During the Oct. 18 trading session, shares of chipmaker Intel (INTC -2.86%) crossed $40 per share, a level that they haven't seen for nearly two decades.
In this articles, I'd like to go over two reasons why shares of this chipmaker are now hitting new multiyear highs.
1. Chip stocks are booming
A rising tide, as they say, lifts all boats, and that phenomenon is clear here. The iShares PHLX Semiconductor ETF (SOXX -3.54%), an exchange-traded fund (ETF) that aims to track the performance of the PHLX Semiconductor Sector Index, is up 35.15% this year, reflecting a boom in chip stocks. Intel is a significant part of this ETF, making up 8.25% of the dollar value of the index, so the rise of chip stocks is clearly going to help one of the industry's largest chip companies.
Intel stock is also a major holding of the PowerShares QQQ Trust (QQQ 0.66%) ETF which corresponds to the performance of the Nasdaq 100 index. Intel makes up 2.66% of that ETF as well, which could also be responsible for giving Intel shares a boost.
It's worth noting that Intel stock has underperformed both the iShares PHLX Semiconductor ETF as well as the PowerShares QQQ Trust, which takes some of the luster off the fact that the shares are trading at multiyear highs.
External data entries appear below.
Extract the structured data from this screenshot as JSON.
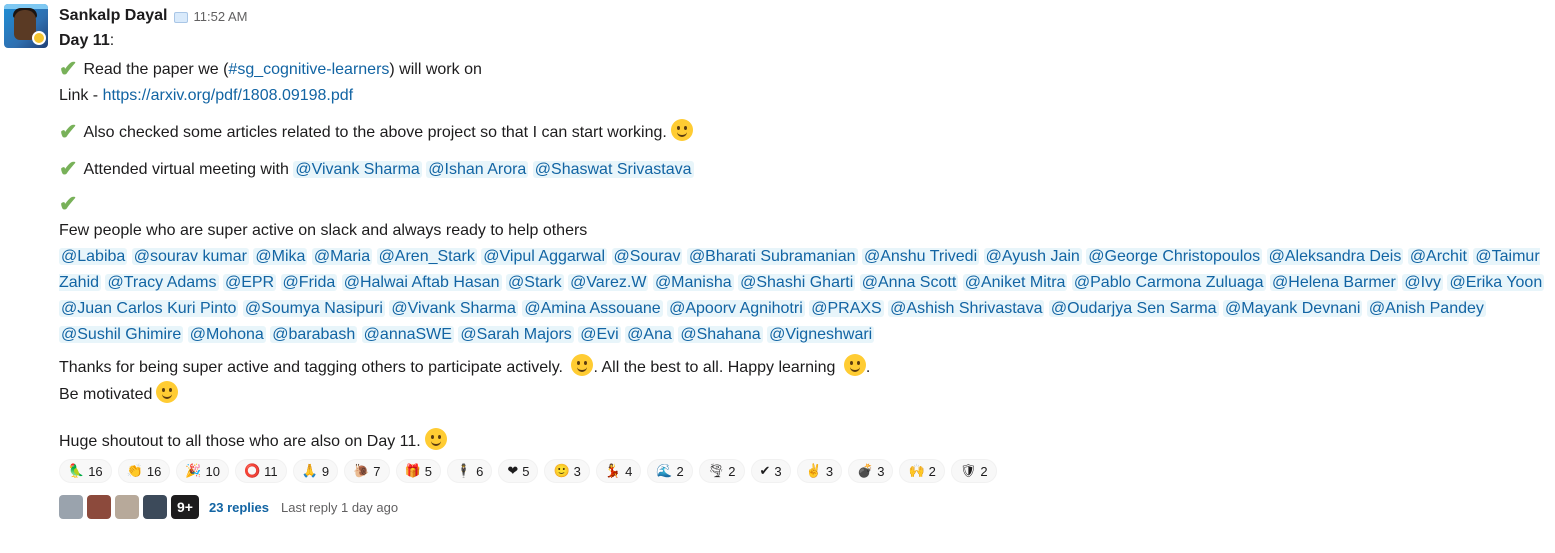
{
  "message": {
    "sender": "Sankalp Dayal",
    "time": "11:52 AM",
    "day_label": "Day 11",
    "lines": {
      "read_pre": "Read the paper we (",
      "channel": "#sg_cognitive-learners",
      "read_post": ") will work on",
      "link_pre": "Link - ",
      "link_url": "https://arxiv.org/pdf/1808.09198.pdf",
      "articles": "Also checked some articles related to the above project so that I can start working.",
      "meeting": "Attended virtual meeting with",
      "few_people": "Few people who are super active on slack and always ready to help others",
      "thanks_a": "Thanks for being super active and tagging others to participate actively.",
      "thanks_b": ". All the best to all. Happy learning",
      "thanks_c": ".",
      "motivated": "Be motivated",
      "shoutout": "Huge shoutout to all those who are also on Day 11."
    },
    "meeting_mentions": [
      "@Vivank Sharma",
      "@Ishan Arora",
      "@Shaswat Srivastava"
    ],
    "mentions": [
      "@Labiba",
      "@sourav kumar",
      "@Mika",
      "@Maria",
      "@Aren_Stark",
      "@Vipul Aggarwal",
      "@Sourav",
      "@Bharati Subramanian",
      "@Anshu Trivedi",
      "@Ayush Jain",
      "@George Christopoulos",
      "@Aleksandra Deis",
      "@Archit",
      "@Taimur Zahid",
      "@Tracy Adams",
      "@EPR",
      "@Frida",
      "@Halwai Aftab Hasan",
      "@Stark",
      "@Varez.W",
      "@Manisha",
      "@Shashi Gharti",
      "@Anna Scott",
      "@Aniket Mitra",
      "@Pablo Carmona Zuluaga",
      "@Helena Barmer",
      "@Ivy",
      "@Erika Yoon",
      "@Juan Carlos Kuri Pinto",
      "@Soumya Nasipuri",
      "@Vivank Sharma",
      "@Amina Assouane",
      "@Apoorv Agnihotri",
      "@PRAXS",
      "@Ashish Shrivastava",
      "@Oudarjya Sen Sarma",
      "@Mayank Devnani",
      "@Anish Pandey",
      "@Sushil Ghimire",
      "@Mohona",
      "@barabash",
      "@annaSWE",
      "@Sarah Majors",
      "@Evi",
      "@Ana",
      "@Shahana",
      "@Vigneshwari"
    ]
  },
  "reactions": [
    {
      "icon": "parrot-icon",
      "glyph": "🦜",
      "count": "16"
    },
    {
      "icon": "clap-icon",
      "glyph": "👏",
      "count": "16"
    },
    {
      "icon": "party-icon",
      "glyph": "🎉",
      "count": "10"
    },
    {
      "icon": "blob-icon",
      "glyph": "⭕",
      "count": "11"
    },
    {
      "icon": "thank-you-icon",
      "glyph": "🙏",
      "count": "9"
    },
    {
      "icon": "snail-icon",
      "glyph": "🐌",
      "count": "7"
    },
    {
      "icon": "gift-icon",
      "glyph": "🎁",
      "count": "5"
    },
    {
      "icon": "person-icon",
      "glyph": "🕴",
      "count": "6"
    },
    {
      "icon": "heart-icon",
      "glyph": "❤",
      "count": "5"
    },
    {
      "icon": "smile-icon",
      "glyph": "🙂",
      "count": "3"
    },
    {
      "icon": "dance-icon",
      "glyph": "💃",
      "count": "4"
    },
    {
      "icon": "wave-icon",
      "glyph": "🌊",
      "count": "2"
    },
    {
      "icon": "tornado-icon",
      "glyph": "🌪",
      "count": "2"
    },
    {
      "icon": "check-icon",
      "glyph": "✔",
      "count": "3"
    },
    {
      "icon": "victory-icon",
      "glyph": "✌",
      "count": "3"
    },
    {
      "icon": "bomb-icon",
      "glyph": "💣",
      "count": "3"
    },
    {
      "icon": "raised-hands-icon",
      "glyph": "🙌",
      "count": "2"
    },
    {
      "icon": "shield-icon",
      "glyph": "🛡",
      "count": "2"
    }
  ],
  "thread": {
    "more_count": "9+",
    "replies": "23 replies",
    "last_reply": "Last reply 1 day ago",
    "avatar_colors": [
      "#9aa3ad",
      "#8c4a3c",
      "#b7a99a",
      "#3c4a5a"
    ]
  },
  "colors": {
    "link": "#1264a3",
    "mention_bg": "#e8f5fa",
    "check": "#78b159"
  }
}
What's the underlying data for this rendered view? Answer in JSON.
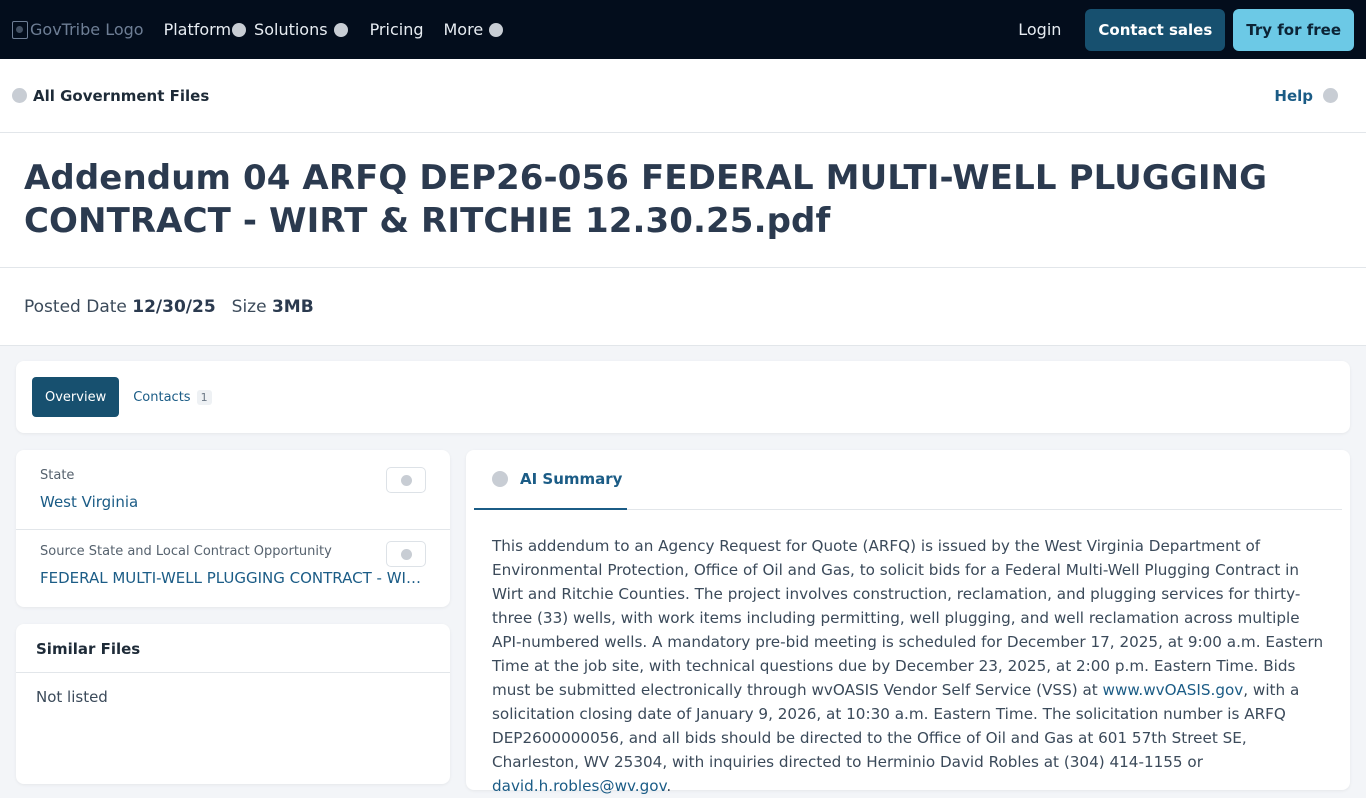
{
  "nav": {
    "logo_alt": "GovTribe Logo",
    "items": [
      "Platform",
      "Solutions",
      "Pricing",
      "More"
    ],
    "login": "Login",
    "contact_sales": "Contact sales",
    "try_free": "Try for free"
  },
  "breadcrumb": {
    "label": "All Government Files",
    "help": "Help"
  },
  "file": {
    "title": "Addendum 04 ARFQ DEP26-056 FEDERAL MULTI-WELL PLUGGING CONTRACT - WIRT & RITCHIE 12.30.25.pdf",
    "posted_label": "Posted Date",
    "posted_value": "12/30/25",
    "size_label": "Size",
    "size_value": "3MB"
  },
  "tabs": {
    "overview": "Overview",
    "contacts": "Contacts",
    "contacts_count": "1"
  },
  "details": {
    "state_label": "State",
    "state_value": "West Virginia",
    "source_label": "Source State and Local Contract Opportunity",
    "source_value": "FEDERAL MULTI-WELL PLUGGING CONTRACT - WIRT & RITCHIE"
  },
  "similar": {
    "heading": "Similar Files",
    "empty": "Not listed"
  },
  "ai_summary": {
    "tab_label": "AI Summary",
    "text_1": "This addendum to an Agency Request for Quote (ARFQ) is issued by the West Virginia Department of Environmental Protection, Office of Oil and Gas, to solicit bids for a Federal Multi-Well Plugging Contract in Wirt and Ritchie Counties. The project involves construction, reclamation, and plugging services for thirty-three (33) wells, with work items including permitting, well plugging, and well reclamation across multiple API-numbered wells. A mandatory pre-bid meeting is scheduled for December 17, 2025, at 9:00 a.m. Eastern Time at the job site, with technical questions due by December 23, 2025, at 2:00 p.m. Eastern Time. Bids must be submitted electronically through wvOASIS Vendor Self Service (VSS) at ",
    "link_1": "www.wvOASIS.gov",
    "text_2": ", with a solicitation closing date of January 9, 2026, at 10:30 a.m. Eastern Time. The solicitation number is ARFQ DEP2600000056, and all bids should be directed to the Office of Oil and Gas at 601 57th Street SE, Charleston, WV 25304, with inquiries directed to Herminio David Robles at (304) 414-1155 or ",
    "link_2": "david.h.robles@wv.gov",
    "text_3": "."
  }
}
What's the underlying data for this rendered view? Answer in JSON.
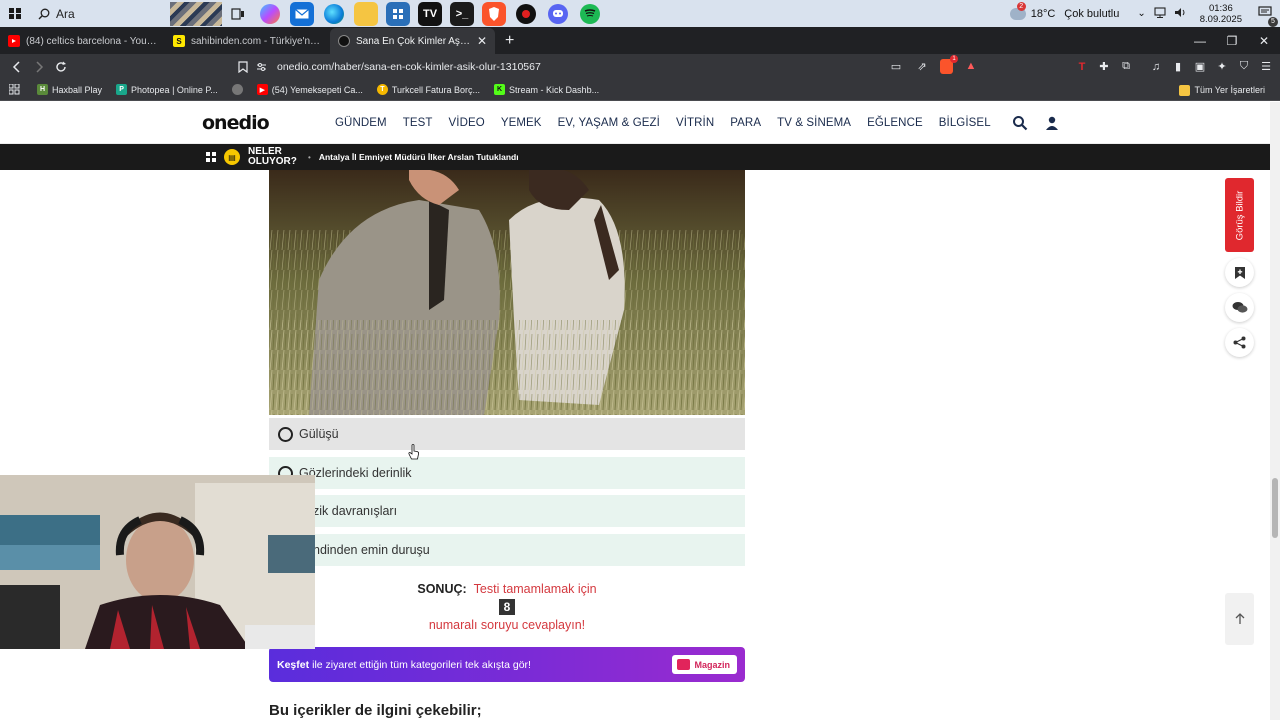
{
  "taskbar": {
    "search_label": "Ara",
    "weather_badge": "2",
    "weather": "18°C",
    "weather_desc": "Çok bulutlu",
    "time": "01:36",
    "date": "8.09.2025",
    "notification_count": "5"
  },
  "tabs": [
    {
      "title": "(84) celtics barcelona - YouTube",
      "favicon_color": "#ff0000"
    },
    {
      "title": "sahibinden.com - Türkiye'nin Online",
      "favicon_color": "#ffe800",
      "favicon_letter": "S"
    },
    {
      "title": "Sana En Çok Kimler Aşık Olur? -",
      "favicon_color": "#111111",
      "active": true
    }
  ],
  "address": {
    "url": "onedio.com/haber/sana-en-cok-kimler-asik-olur-1310567",
    "shield_badge": "1"
  },
  "bookmarks": [
    {
      "label": "Haxball Play",
      "color": "#5a8a3a",
      "letter": "H"
    },
    {
      "label": "Photopea | Online P...",
      "color": "#19a78b",
      "letter": "P"
    },
    {
      "label": "",
      "color": "#777777",
      "letter": ""
    },
    {
      "label": "(54) Yemeksepeti Ca...",
      "color": "#ff0000",
      "letter": "▶"
    },
    {
      "label": "Turkcell Fatura Borç...",
      "color": "#f5b800",
      "letter": "T"
    },
    {
      "label": "Stream - Kick Dashb...",
      "color": "#53fc18",
      "letter": "K"
    }
  ],
  "bookmarks_all": "Tüm Yer İşaretleri",
  "site": {
    "logo": "onedio",
    "nav": [
      "GÜNDEM",
      "TEST",
      "VİDEO",
      "YEMEK",
      "EV, YAŞAM & GEZİ",
      "VİTRİN",
      "PARA",
      "TV & SİNEMA",
      "EĞLENCE",
      "BİLGİSEL"
    ]
  },
  "ticker": {
    "label_line1": "NELER",
    "label_line2": "OLUYOR?",
    "headline": "Antalya İl Emniyet Müdürü İlker Arslan Tutuklandı"
  },
  "quiz": {
    "options": [
      {
        "label": "Gülüşü",
        "visible_text": "Gülüşü"
      },
      {
        "label": "Gözlerindeki derinlik",
        "visible_text": "Gözlerindeki derinlik"
      },
      {
        "label": "zik davranışları",
        "visible_text": "zik davranışları"
      },
      {
        "label": "ndinden emin duruşu",
        "visible_text": "ndinden emin duruşu"
      }
    ],
    "result_label": "SONUÇ:",
    "result_text1": "Testi tamamlamak için",
    "result_number": "8",
    "result_text2": "numaralı soruyu cevaplayın!"
  },
  "discover": {
    "bold": "Keşfet",
    "text": "ile ziyaret ettiğin tüm kategorileri tek akışta gör!",
    "button": "Magazin"
  },
  "more_title": "Bu içerikler de ilgini çekebilir;",
  "side": {
    "feedback": "Görüş Bildir"
  },
  "colors": {
    "accent_red": "#d4393f",
    "option_bg": "#e8f4ef",
    "discover_gradient_start": "#5a2ddc",
    "discover_gradient_end": "#9a2bcf",
    "feedback_red": "#e0282e"
  }
}
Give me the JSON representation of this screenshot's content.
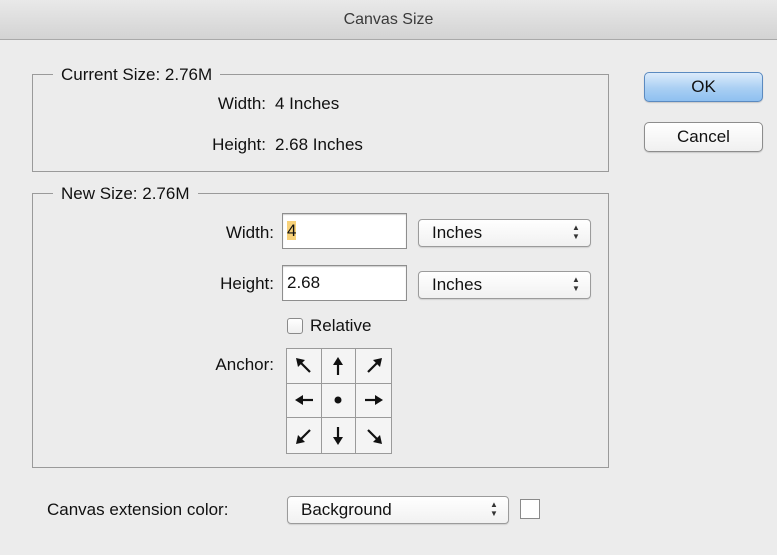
{
  "window": {
    "title": "Canvas Size"
  },
  "current_size": {
    "legend": "Current Size: 2.76M",
    "width_label": "Width:",
    "width_value": "4 Inches",
    "height_label": "Height:",
    "height_value": "2.68 Inches"
  },
  "new_size": {
    "legend": "New Size: 2.76M",
    "width_label": "Width:",
    "width_value": "4",
    "width_unit": "Inches",
    "height_label": "Height:",
    "height_value": "2.68",
    "height_unit": "Inches",
    "relative_label": "Relative",
    "relative_checked": false,
    "anchor_label": "Anchor:",
    "anchor_cells": [
      "arrow-up-left",
      "arrow-up",
      "arrow-up-right",
      "arrow-left",
      "center-dot",
      "arrow-right",
      "arrow-down-left",
      "arrow-down",
      "arrow-down-right"
    ]
  },
  "extension": {
    "label": "Canvas extension color:",
    "value": "Background",
    "swatch_color": "#ffffff"
  },
  "buttons": {
    "ok": "OK",
    "cancel": "Cancel"
  },
  "colors": {
    "default_button": "#a9cff3",
    "selection": "#f8d27a"
  }
}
2. Intel is cheap
Right now, it's hard to find stocks with cheap valuations. Some investors, particularly value-focused ones, might be put off by the rich valuations of many of the hottest technology stocks in the sector.
Intel, at first blush, looks cheap: It's priced at just 15.4 times earnings as of this writing. By contrast, other large- and megacap chip names are trading at higher valuations. Contract chip manufacturer Taiwan Semiconductor Manufacturing Company (NYSE: TSM) now trades at 18.5 times earnings, Texas Instruments trades at just a hair above 23 times earnings, and NVIDIA commands a price-to-earnings multiple of nearly 57.
Now, I don't think buying a stock simply because it's cheap is a good idea; often stocks are, as they say, cheap for a reason.
Intel is cheap, I suspect, because investors don't expect a ton of growth from it. To put things into perspective, analysts expect Intel to generate $61.39 billion in revenue this year, representing 3.2% year-over-year growth, and they expect that growth to slow to just 2.7% for the following year. EPS growth is expected to come in at around 10.7% this year, slowing to just under 3% in the following year.
Compare this to, say, TSMC, which is expected to enjoy 7.9% revenue growth this year followed by another 7.9% revenue growth in the following year. Its EPS growth is expected to be 7.5% this year (slower than Intel's), accelerating to 7.9% next year (faster than Intel's).
This is a market that seems to highly prioritize revenue growth, so the amount that investors are willing to pay for a dollars' worth of a company's earnings is likely to be highly influenced by future revenue (and, to a lesser extent, profit) growth expectations. However, if Intel manages to deliver better growth than what analysts (and, by extension, investors) currently expect, then the stock could be rewarded with both a higher price-to-earnings ratio as well as higher raw earnings.